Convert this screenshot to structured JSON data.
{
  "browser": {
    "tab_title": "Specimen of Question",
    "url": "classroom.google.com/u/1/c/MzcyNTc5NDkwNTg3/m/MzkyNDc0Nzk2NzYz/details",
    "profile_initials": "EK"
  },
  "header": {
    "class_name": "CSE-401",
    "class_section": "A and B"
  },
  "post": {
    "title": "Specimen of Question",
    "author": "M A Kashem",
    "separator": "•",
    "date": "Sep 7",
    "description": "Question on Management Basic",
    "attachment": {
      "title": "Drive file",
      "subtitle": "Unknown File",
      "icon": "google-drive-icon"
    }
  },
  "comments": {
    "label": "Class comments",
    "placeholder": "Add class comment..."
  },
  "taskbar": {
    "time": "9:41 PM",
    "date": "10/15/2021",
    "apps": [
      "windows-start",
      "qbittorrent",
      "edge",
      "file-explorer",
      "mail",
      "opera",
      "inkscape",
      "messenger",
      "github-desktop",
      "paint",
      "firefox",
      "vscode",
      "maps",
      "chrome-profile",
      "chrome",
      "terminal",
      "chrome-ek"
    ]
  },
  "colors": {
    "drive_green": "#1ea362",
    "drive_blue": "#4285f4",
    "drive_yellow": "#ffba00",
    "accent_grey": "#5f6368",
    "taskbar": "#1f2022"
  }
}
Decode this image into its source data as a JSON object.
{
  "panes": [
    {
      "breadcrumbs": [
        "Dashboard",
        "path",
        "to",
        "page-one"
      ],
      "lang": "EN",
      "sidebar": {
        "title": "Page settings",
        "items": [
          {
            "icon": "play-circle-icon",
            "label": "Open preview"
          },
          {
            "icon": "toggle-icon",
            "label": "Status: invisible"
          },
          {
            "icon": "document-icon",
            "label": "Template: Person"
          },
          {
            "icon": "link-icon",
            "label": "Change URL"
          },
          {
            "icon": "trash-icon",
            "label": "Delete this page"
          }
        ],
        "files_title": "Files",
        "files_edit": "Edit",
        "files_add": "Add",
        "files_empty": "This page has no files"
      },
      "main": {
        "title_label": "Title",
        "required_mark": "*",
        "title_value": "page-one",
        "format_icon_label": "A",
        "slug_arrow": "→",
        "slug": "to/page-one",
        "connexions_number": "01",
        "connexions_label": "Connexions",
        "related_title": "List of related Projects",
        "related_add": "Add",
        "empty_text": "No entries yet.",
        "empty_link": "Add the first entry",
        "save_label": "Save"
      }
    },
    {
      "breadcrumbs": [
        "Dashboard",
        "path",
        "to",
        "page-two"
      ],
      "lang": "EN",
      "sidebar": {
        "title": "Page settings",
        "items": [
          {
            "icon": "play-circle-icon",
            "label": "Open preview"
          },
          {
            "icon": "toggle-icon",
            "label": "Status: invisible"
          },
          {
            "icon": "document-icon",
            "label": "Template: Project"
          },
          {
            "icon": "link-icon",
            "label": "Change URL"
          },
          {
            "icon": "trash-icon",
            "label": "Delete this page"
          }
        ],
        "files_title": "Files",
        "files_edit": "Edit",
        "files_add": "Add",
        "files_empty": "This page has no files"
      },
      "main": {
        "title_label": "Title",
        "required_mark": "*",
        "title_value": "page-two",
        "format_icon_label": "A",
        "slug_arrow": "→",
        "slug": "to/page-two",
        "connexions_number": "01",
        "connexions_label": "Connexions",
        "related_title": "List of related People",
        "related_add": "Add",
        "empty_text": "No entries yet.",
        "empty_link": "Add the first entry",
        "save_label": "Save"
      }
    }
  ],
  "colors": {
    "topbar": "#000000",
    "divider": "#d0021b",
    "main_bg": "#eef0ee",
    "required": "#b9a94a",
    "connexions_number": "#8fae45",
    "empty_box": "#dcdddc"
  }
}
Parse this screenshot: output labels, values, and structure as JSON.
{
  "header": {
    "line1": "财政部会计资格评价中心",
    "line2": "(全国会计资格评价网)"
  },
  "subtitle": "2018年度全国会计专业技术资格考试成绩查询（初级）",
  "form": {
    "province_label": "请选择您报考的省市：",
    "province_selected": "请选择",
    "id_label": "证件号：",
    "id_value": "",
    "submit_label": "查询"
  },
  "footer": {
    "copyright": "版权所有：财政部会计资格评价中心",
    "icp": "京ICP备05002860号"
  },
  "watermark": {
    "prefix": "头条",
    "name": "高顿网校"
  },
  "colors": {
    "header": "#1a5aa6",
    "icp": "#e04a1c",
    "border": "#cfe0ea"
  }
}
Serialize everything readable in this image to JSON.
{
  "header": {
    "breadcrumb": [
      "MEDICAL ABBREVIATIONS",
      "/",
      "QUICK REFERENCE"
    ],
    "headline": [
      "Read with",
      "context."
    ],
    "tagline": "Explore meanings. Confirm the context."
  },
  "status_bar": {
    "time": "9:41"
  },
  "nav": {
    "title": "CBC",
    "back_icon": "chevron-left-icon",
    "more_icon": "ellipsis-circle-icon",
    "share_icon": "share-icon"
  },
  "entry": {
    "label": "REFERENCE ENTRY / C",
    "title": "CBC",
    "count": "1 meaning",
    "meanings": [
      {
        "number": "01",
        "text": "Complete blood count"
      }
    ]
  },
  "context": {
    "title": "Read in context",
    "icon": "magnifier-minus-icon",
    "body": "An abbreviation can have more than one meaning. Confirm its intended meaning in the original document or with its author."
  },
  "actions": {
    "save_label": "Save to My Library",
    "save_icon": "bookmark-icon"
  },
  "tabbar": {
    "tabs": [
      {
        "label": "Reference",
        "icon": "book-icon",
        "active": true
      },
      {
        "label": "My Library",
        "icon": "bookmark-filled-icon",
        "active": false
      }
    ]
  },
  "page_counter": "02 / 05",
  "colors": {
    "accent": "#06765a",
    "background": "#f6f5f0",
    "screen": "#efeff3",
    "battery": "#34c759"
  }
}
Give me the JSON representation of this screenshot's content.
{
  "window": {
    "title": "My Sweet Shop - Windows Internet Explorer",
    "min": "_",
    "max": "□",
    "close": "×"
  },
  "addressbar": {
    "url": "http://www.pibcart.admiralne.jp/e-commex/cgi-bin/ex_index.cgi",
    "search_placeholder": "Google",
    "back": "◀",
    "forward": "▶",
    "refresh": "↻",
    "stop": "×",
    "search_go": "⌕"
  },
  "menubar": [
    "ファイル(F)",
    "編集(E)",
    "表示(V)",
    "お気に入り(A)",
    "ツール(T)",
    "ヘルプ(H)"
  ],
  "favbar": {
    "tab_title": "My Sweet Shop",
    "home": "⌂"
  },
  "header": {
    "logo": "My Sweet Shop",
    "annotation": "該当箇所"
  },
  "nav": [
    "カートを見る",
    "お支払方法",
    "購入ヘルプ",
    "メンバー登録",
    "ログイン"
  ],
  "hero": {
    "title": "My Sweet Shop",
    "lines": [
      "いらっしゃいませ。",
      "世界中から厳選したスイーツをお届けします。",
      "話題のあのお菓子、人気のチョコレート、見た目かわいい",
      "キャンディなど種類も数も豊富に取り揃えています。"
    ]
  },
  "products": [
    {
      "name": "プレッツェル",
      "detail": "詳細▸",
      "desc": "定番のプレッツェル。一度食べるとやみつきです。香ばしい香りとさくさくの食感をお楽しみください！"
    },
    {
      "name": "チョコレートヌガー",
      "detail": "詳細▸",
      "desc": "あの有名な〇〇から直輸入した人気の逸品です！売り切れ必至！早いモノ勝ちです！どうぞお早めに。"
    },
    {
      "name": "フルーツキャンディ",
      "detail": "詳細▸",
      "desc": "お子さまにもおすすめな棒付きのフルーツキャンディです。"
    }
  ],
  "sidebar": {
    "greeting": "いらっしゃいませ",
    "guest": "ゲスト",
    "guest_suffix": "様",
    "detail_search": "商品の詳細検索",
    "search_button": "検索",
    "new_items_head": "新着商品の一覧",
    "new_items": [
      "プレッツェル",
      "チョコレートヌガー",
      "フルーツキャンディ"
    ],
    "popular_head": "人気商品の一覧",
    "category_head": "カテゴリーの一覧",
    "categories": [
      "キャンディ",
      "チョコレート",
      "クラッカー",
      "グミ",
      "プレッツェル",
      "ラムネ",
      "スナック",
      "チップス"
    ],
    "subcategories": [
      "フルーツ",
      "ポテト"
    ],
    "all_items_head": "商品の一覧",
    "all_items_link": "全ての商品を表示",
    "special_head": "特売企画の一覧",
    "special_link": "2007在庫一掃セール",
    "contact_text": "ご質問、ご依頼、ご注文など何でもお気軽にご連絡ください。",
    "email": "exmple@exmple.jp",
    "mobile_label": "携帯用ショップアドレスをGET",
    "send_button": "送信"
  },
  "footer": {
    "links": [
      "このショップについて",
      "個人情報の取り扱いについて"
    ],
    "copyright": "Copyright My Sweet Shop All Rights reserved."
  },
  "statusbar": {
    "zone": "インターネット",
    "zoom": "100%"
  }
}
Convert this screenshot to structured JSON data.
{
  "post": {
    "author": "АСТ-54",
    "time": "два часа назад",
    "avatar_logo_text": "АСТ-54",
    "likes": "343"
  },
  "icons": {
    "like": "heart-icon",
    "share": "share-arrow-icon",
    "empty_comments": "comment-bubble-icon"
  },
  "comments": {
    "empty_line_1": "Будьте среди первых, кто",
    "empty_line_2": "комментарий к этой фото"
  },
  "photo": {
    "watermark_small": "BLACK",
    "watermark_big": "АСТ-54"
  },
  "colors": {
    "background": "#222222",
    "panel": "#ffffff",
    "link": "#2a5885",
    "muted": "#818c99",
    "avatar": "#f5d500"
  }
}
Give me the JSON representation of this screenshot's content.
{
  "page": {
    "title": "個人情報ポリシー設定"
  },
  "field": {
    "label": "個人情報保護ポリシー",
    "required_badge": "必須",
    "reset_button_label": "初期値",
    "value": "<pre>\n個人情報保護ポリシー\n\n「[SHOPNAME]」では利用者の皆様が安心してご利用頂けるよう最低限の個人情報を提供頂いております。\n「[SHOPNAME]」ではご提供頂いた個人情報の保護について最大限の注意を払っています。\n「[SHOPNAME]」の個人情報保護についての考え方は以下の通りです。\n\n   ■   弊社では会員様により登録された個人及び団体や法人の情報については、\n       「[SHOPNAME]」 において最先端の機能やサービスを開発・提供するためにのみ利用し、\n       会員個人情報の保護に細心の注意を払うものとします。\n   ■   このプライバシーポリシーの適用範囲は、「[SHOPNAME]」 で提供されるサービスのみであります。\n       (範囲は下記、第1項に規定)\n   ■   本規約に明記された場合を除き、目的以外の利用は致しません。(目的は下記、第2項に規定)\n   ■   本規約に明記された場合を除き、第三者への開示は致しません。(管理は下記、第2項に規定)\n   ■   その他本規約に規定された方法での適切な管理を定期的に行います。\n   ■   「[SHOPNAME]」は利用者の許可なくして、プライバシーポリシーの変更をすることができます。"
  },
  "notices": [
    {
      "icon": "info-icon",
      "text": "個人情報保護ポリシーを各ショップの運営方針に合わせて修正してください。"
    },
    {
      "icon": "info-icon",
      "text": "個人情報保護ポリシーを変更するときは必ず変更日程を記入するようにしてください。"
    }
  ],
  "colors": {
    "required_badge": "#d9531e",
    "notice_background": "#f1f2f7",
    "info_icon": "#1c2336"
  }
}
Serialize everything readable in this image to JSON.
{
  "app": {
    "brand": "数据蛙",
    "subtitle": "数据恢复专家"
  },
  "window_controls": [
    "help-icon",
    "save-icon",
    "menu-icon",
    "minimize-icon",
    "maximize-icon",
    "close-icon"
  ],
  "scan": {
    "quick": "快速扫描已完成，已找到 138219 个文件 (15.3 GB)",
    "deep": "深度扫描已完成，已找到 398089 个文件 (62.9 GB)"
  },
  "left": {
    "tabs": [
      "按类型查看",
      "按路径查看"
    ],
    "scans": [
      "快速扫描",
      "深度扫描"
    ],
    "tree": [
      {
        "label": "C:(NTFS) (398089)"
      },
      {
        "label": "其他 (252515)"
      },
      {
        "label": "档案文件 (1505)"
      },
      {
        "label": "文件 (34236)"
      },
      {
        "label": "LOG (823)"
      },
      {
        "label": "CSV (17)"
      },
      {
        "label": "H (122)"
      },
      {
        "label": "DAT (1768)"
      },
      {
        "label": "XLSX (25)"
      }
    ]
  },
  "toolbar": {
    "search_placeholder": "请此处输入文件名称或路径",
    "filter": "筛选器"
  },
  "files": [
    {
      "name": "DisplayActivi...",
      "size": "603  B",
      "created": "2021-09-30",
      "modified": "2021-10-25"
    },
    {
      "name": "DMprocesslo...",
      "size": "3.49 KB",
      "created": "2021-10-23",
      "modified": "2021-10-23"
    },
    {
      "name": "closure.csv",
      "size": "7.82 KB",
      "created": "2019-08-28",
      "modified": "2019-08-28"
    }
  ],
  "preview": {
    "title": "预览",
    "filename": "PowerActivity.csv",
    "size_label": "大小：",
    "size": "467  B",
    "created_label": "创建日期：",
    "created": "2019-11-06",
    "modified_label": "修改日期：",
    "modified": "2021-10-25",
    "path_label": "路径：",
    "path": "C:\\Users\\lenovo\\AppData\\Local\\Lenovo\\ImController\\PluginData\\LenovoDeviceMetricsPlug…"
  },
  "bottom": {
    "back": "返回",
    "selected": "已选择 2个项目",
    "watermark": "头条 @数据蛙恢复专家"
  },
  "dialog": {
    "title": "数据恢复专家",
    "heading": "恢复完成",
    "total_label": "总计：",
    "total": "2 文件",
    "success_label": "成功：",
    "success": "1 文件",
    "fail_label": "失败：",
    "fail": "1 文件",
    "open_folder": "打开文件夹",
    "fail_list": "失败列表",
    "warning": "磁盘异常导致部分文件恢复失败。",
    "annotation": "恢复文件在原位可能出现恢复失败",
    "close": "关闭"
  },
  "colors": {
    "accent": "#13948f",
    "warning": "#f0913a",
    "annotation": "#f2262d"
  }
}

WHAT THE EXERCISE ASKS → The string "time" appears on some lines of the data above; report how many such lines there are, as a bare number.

ANSWER SECTION → 3